- Consult with your health care provider for more information about monitoring your health for symptoms suggestive of COVID-19.
- Stay in touch with others by phone or email. You may need to ask for help from friends, family, neighbors, community health workers, etc. if you become sick.
- Determine who can provide you with care if your caregiver gets sick
Watch for symptoms and emergency warning signs
- Pay attention for potential COVID-19 symptoms including, fever, cough, and shortness of breath. If you feel like you are developing symptoms, call your doctor.
- If you develop emergency warning signs for COVID-19 get medical attention immediately. In adults, emergency warning signs*:
- Difficulty breathing or shortness of breath
- Persistent pain or pressure in the chest
- New confusion or inability to arouse
- Bluish lips or face
*This list is not all inclusive. Please consult your medical provider for any other symptoms that are severe or concerning.
What Can Investors Learn from Veterans?
Article 4 – Nov. 11, 2019
Each year, Veterans Day allows us to show our respect for the sacrifices that military veterans have made for our country. But have you ever stopped to think about what lessons our veterans can teach us about how we conduct various aspects of our lives? For example, consider the following traits and how they might apply to your actions as an investor:
- Perseverance – Even veterans who have not served in armed combat have had to persevere in challenging situations. The military life is not an easy one, as it often involves frequent moves, living in foreign countries, time away from loved ones, and so on. As an investor, in what ways do you need to show perseverance? For one thing, you’ll need to stick it out even in the face of volatile markets and short-term losses. And you’ll need the discipline to make investing a top priority throughout your life, even with all the other financial demands you face.
- Willingness to learn and adapt – During the course of their service, military veterans frequently need to learn new skills for their deployments. Furthermore, living as they often do in foreign countries, they must adapt to new cultures and customs. When you invest, you’re learning new things, not only about changes in the economic environment and new investment opportunities, but also about yourself – your risk tolerance, your investment preferences, and your views about your ideal retirement lifestyle. Your ability to learn new investment behaviors and to adapt to changing circumstances can help determine your long-term success.

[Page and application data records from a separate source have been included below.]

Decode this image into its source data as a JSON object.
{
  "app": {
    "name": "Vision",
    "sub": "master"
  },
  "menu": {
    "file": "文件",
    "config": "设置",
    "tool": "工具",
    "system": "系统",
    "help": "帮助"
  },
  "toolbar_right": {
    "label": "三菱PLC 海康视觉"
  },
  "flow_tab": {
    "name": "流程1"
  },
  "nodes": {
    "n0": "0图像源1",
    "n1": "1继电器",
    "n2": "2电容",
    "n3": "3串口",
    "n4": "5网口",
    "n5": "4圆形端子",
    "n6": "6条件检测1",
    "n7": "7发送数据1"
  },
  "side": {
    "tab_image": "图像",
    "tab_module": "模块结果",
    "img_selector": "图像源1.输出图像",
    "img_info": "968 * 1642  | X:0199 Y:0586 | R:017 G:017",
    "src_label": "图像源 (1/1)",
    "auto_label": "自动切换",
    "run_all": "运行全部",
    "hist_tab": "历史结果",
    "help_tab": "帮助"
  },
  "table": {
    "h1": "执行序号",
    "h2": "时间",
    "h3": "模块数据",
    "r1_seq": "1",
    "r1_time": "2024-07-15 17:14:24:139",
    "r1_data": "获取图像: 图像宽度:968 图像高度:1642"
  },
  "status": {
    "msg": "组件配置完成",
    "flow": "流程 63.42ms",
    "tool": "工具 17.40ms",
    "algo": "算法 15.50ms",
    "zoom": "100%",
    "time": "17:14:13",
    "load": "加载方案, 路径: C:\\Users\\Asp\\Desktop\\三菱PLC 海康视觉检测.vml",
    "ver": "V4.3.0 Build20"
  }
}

- Awareness of the “big picture” – All members of the military know that their individual duties, while perhaps highly specific, are nonetheless part of a much bigger picture – the security of their country. When you make an investment decision, it might seem relatively minor, but each move you make should contribute to your larger goals – college for your children (or grandchildren), a comfortable retirement, a legacy for your family or any other objective. And if you can keep in mind that your actions are all designed to help you meet these types of goals, you will find it easier to stay focused on your long-term investment strategy and not overreact to negative events, such as market downturns.
- Sense of duty – It goes without saying that veterans and military personnel have felt, and still feel, a sense of duty. As an investor, you are trying to meet some personal goals, such as an enjoyable retirement lifestyle, but you, too, are acting with a sense of duty in some ways, because you’re also investing to help your family. There are the obvious goals, like sending children to college or helping them start a business, but you’re also making their lives easier by maintaining your financial independence throughout your life, freeing them of potential financial burdens. This can be seen quite clearly when you take steps, such as purchasing long-term care insurance, to protect yourself from the potentially catastrophic costs of an extended nursing home stay.
Military veterans have a lot to teach us in many activities of life – and investing is one of them. So, on Veterans Day, do what you can to honor our veterans and follow their behaviors as you chart your own financial future.
This article was written by Edward Jones for use by your local Edward Jones Financial Advisor.